Omar pleaded guilty to driving without a license, paid a fine and was immediately released. Ms. Yi said that without the sanctuary policy in effect he might have been turned over to the immigration authorities.
So...it wasn’t just “hanging a green pine air-freshener on his rearview mirror,” but not having a driver’s license.
Preston struck again with “In Trump’s Immigration Policies, No Wavering From a Hard Line.”
With calls to end so-called sanctuary cities, create a deportation task force and maintain “zero tolerance for criminal aliens,” Donald J. Trump laid out a 10-point immigration plan on Wednesday in Phoenix that reverted to the tough, uncompromising talk on the issue that has powered his appeal to his strongest supporters. While he is no longer talking about immediately deporting the estimated 11 million people in the United States illegally, he also distanced himself from any notion that they could gain legal status anytime soon.
Preston again made with the scare quotes around "sanctuary cities." One can imagine the outrcry if a conservative jurisdiction abruptly decided it wouldn't recognize the federal right to an abortion as established by the Supreme Court decision Roe v. Wade, or gay marriage. But Preston remains neutral at this liberal flouting of federal law.
According to Immigration and Customs Enforcement, there are about 300 cities and towns in the United States that critics like Mr. Trump -- as well as some supporters of the practice -- have labeled “sanctuary cities.”
While there had been speculation recently that Mr. Trump might be softening on legalization, he made it clear in Phoenix that his line is as hard as ever. He said there was “one route and one route only” for immigrants in the country illegally: “to return home and apply for re-entry like everybody else.” This self-deportation option seemed to echo a similar idea by Mitt Romney, the onetime governor of Massachusetts, when he was the Republican nominee in 2012.
Alan Rappeport reported that “Trump’s Fiery Immigration Speech Draws Backlash.” The text box: “Hopes are dashed among conservative Hispanics.”
Donald J. Trump faced a backlash on Thursday from some of his top conservative Hispanic supporters, who said their hopes that he was softening his immigration policy had been dashed by his fiery speech Wednesday night, which they said was anti-immigrant.

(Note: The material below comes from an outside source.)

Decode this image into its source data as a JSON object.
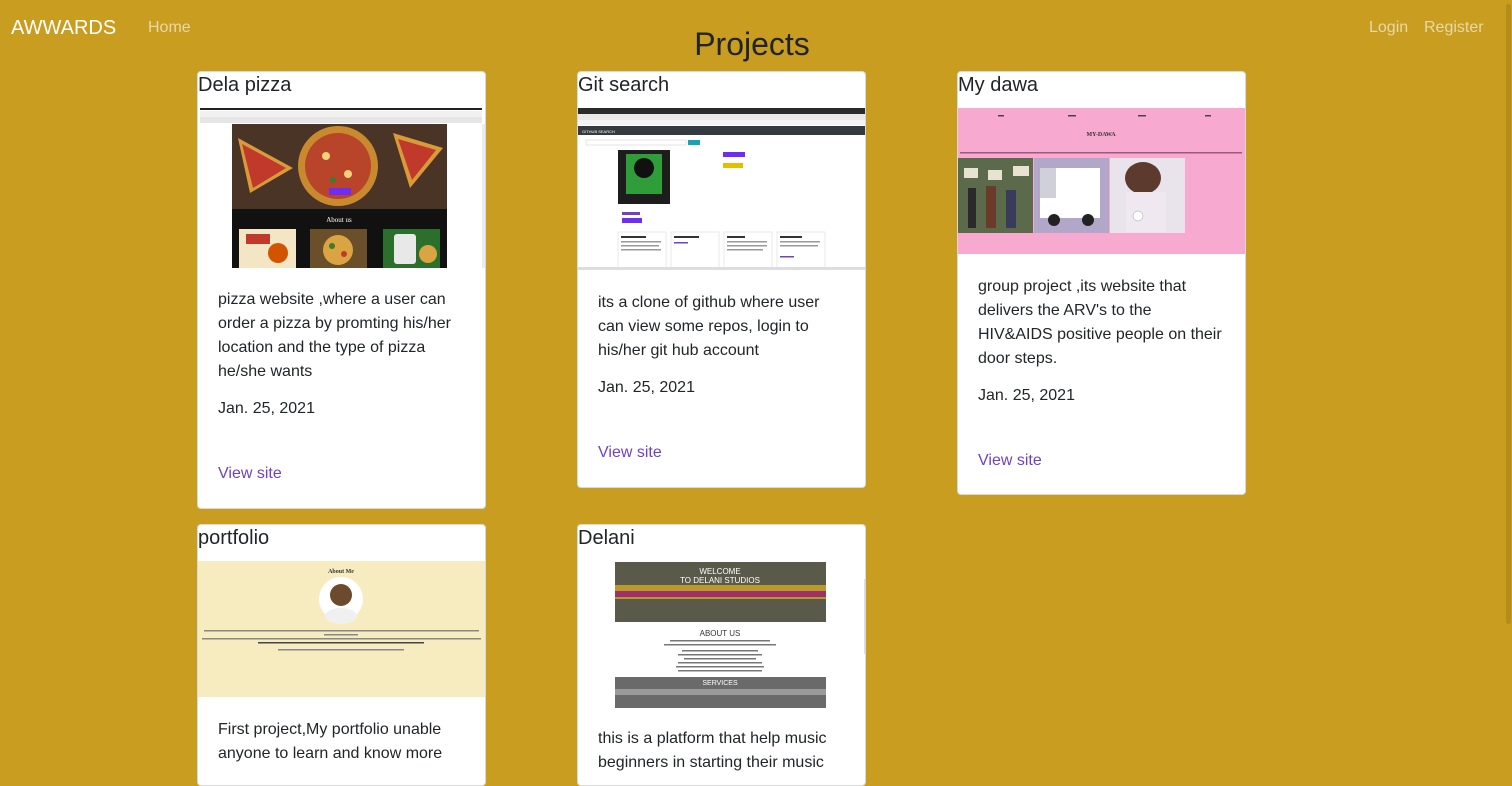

Mr. Trump, the Republican presidential nominee, had shown signs in recent weeks that he was prepared to take a more conciliatory approach to immigrants who had entered the country illegally, dropping talk of a deportation force and instead speaking of treating those immigrants in a fair and humane fashion.

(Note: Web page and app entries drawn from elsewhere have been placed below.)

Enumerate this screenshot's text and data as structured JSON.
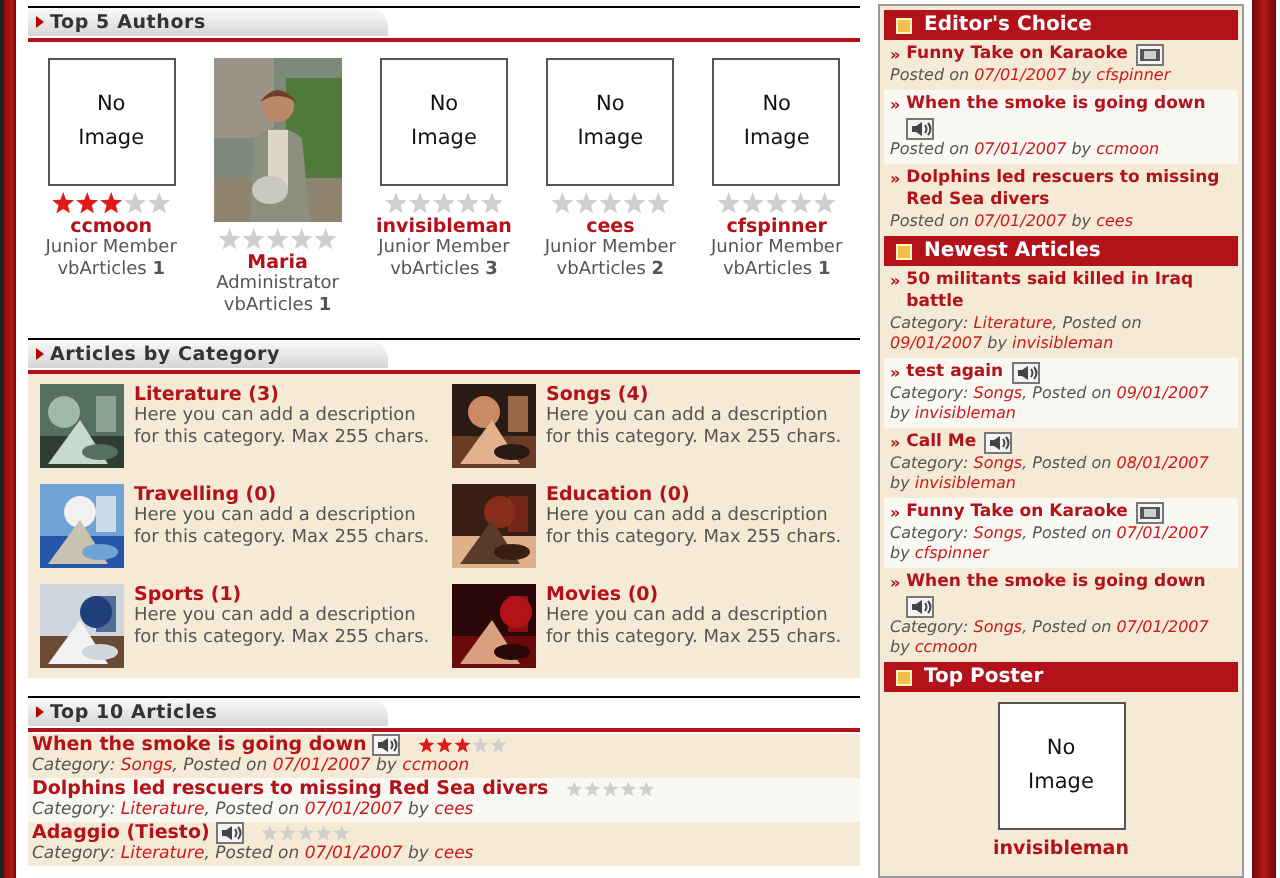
{
  "top_authors": {
    "title": "Top 5 Authors",
    "authors": [
      {
        "avatar": {
          "kind": "none",
          "text": "No Image"
        },
        "stars": 3,
        "name": "ccmoon",
        "role": "Junior Member",
        "articles": "vbArticles **1**"
      },
      {
        "stars": 0,
        "name": "Maria",
        "role": "Administrator",
        "articles": "vbArticles **1**"
      },
      {
        "avatar": {
          "kind": "none",
          "text": "No Image"
        },
        "stars": 0,
        "name": "invisibleman",
        "role": "Junior Member",
        "articles": "vbArticles **3**"
      },
      {
        "avatar": {
          "kind": "none",
          "text": "No Image"
        },
        "stars": 0,
        "name": "cees",
        "role": "Junior Member",
        "articles": "vbArticles **2**"
      },
      {
        "avatar": {
          "kind": "none",
          "text": "No Image"
        },
        "stars": 0,
        "name": "cfspinner",
        "role": "Junior Member",
        "articles": "vbArticles **1**"
      }
    ]
  },
  "categories": {
    "title": "Articles by Category",
    "items": [
      {
        "name": "Literature (3)",
        "description": "Here you can add a description for this category. Max 255 chars."
      },
      {
        "name": "Songs (4)",
        "description": "Here you can add a description for this category. Max 255 chars."
      },
      {
        "name": "Travelling (0)",
        "description": "Here you can add a description for this category. Max 255 chars."
      },
      {
        "name": "Education (0)",
        "description": "Here you can add a description for this category. Max 255 chars."
      },
      {
        "name": "Sports (1)",
        "description": "Here you can add a description for this category. Max 255 chars."
      },
      {
        "name": "Movies (0)",
        "description": "Here you can add a description for this category. Max 255 chars."
      }
    ]
  },
  "top_articles": {
    "title": "Top 10 Articles",
    "items": [
      {
        "title": "When the smoke is going down",
        "kind": "audio",
        "stars": 3,
        "category_label": "Category:",
        "category": "Songs",
        "posted_label": ", Posted on",
        "date": "07/01/2007",
        "by_label": "by",
        "author": "ccmoon"
      },
      {
        "title": "Dolphins led rescuers to missing Red Sea divers",
        "kind": "plain",
        "stars": 0,
        "category_label": "Category:",
        "category": "Literature",
        "posted_label": ", Posted on",
        "date": "07/01/2007",
        "by_label": "by",
        "author": "cees"
      },
      {
        "title": "Adaggio (Tiesto)",
        "kind": "audio",
        "stars": 0,
        "category_label": "Category:",
        "category": "Literature",
        "posted_label": ", Posted on",
        "date": "07/01/2007",
        "by_label": "by",
        "author": "cees"
      }
    ]
  },
  "editors_choice": {
    "title": "Editor's Choice",
    "items": [
      {
        "bullet": "»",
        "title": "Funny Take on Karaoke",
        "kind": "video",
        "posted_label": "Posted on",
        "date": "07/01/2007",
        "by_label": "by",
        "author": "cfspinner"
      },
      {
        "bullet": "»",
        "title": "When the smoke is going down",
        "kind": "audio",
        "posted_label": "Posted on",
        "date": "07/01/2007",
        "by_label": "by",
        "author": "ccmoon"
      },
      {
        "bullet": "»",
        "title": "Dolphins led rescuers to missing Red Sea divers",
        "kind": "plain",
        "posted_label": "Posted on",
        "date": "07/01/2007",
        "by_label": "by",
        "author": "cees"
      }
    ]
  },
  "newest_articles": {
    "title": "Newest Articles",
    "items": [
      {
        "bullet": "»",
        "title": "50 militants said killed in Iraq battle",
        "kind": "plain",
        "category_label": "Category:",
        "category": "Literature",
        "posted_label": ", Posted on",
        "date": "09/01/2007",
        "by_label": "by",
        "author": "invisibleman"
      },
      {
        "bullet": "»",
        "title": "test again",
        "kind": "audio",
        "category_label": "Category:",
        "category": "Songs",
        "posted_label": ", Posted on",
        "date": "09/01/2007",
        "by_label": "by",
        "author": "invisibleman"
      },
      {
        "bullet": "»",
        "title": "Call Me",
        "kind": "audio",
        "category_label": "Category:",
        "category": "Songs",
        "posted_label": ", Posted on",
        "date": "08/01/2007",
        "by_label": "by",
        "author": "invisibleman"
      },
      {
        "bullet": "»",
        "title": "Funny Take on Karaoke",
        "kind": "video",
        "category_label": "Category:",
        "category": "Songs",
        "posted_label": ", Posted on",
        "date": "07/01/2007",
        "by_label": "by",
        "author": "cfspinner"
      },
      {
        "bullet": "»",
        "title": "When the smoke is going down",
        "kind": "audio",
        "category_label": "Category:",
        "category": "Songs",
        "posted_label": ", Posted on",
        "date": "07/01/2007",
        "by_label": "by",
        "author": "ccmoon"
      }
    ]
  },
  "top_poster": {
    "title": "Top Poster",
    "avatar": {
      "kind": "none",
      "text": "No Image"
    },
    "name": "invisibleman"
  }
}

Less than two weeks ago, he held a meeting with his Hispanic advisory council in Trump Tower, leaving attendees with the impression that he was working on a new plan that included a path to citizenship.

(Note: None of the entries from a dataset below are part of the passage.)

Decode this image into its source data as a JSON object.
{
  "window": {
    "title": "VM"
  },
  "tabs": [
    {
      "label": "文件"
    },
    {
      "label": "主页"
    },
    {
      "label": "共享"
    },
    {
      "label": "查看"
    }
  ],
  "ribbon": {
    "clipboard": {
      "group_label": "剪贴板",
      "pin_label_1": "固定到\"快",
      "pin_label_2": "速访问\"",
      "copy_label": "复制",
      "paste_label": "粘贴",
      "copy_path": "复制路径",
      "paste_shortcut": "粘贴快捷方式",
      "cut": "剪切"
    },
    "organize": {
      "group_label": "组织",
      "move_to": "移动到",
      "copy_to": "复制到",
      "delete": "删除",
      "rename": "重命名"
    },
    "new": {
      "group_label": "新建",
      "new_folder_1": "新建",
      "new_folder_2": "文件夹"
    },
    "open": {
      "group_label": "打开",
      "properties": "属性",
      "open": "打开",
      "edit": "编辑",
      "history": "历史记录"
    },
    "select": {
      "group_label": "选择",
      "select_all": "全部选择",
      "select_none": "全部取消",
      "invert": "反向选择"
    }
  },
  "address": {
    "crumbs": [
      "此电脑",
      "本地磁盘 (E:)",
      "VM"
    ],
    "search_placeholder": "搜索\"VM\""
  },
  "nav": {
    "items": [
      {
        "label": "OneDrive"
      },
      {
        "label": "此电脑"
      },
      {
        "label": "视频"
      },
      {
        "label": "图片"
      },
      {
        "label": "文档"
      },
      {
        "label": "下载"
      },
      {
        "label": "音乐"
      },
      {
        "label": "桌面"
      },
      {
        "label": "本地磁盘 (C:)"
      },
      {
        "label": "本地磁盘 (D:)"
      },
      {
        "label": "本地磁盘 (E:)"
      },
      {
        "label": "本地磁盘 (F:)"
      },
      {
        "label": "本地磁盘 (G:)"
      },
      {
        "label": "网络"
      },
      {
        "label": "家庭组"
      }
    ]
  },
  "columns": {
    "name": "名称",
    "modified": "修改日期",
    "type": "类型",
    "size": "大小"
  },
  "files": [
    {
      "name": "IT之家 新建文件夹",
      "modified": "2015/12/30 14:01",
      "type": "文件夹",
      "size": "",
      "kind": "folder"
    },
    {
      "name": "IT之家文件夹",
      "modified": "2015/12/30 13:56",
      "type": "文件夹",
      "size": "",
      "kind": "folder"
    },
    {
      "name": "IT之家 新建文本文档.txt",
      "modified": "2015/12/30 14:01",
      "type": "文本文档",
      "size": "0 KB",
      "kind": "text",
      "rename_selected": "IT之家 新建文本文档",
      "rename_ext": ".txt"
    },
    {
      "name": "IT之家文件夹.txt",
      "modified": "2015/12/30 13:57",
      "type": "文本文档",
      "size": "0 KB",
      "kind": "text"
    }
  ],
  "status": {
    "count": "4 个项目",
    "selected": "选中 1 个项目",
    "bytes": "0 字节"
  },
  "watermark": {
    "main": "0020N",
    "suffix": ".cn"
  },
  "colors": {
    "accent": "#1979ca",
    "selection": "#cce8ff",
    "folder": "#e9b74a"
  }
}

That impression faded in Phoenix on Wednesday night.
“There was so much hope,” said Jacob Monty, a member of the Hispanic advisory council who was at the meeting with Mr. Trump. “He used us as props.”
Rappeport gave Democrats room to take advantage.
Democrats sought to press their advantage with Hispanics on Thursday, describing Mr. Trump’s remarks as offensive and racist.
This was a dark and disturbing speech,” Senator Tim Kaine, Mrs. Clinton’s running mate, said on CBS. “This is the kind of anti-immigrant language that’s always had a tiny fringe support in this country, but it was a speech that’s not worthy of a president.”
Fernanda Santos supplied a sob story from Phoenix in the form of an illegal immigrant profile. “Worker Wishes Candidate Knew of His Pride and Toil.” The text box: “’I don’t drink. I don’t steal. I go to church on Sundays.’” (Since when does the Times celebrate Christian religious practice?)
He had heard about Donald J. Trump’s trip here on the news the night before and wondered: What if I could meet him? José Enrique Camacho had so much to tell Mr. Trump, but, “if I could say only one thing,” he said, “I’d tell him about how proud I am that my children, my family, are part of this country.”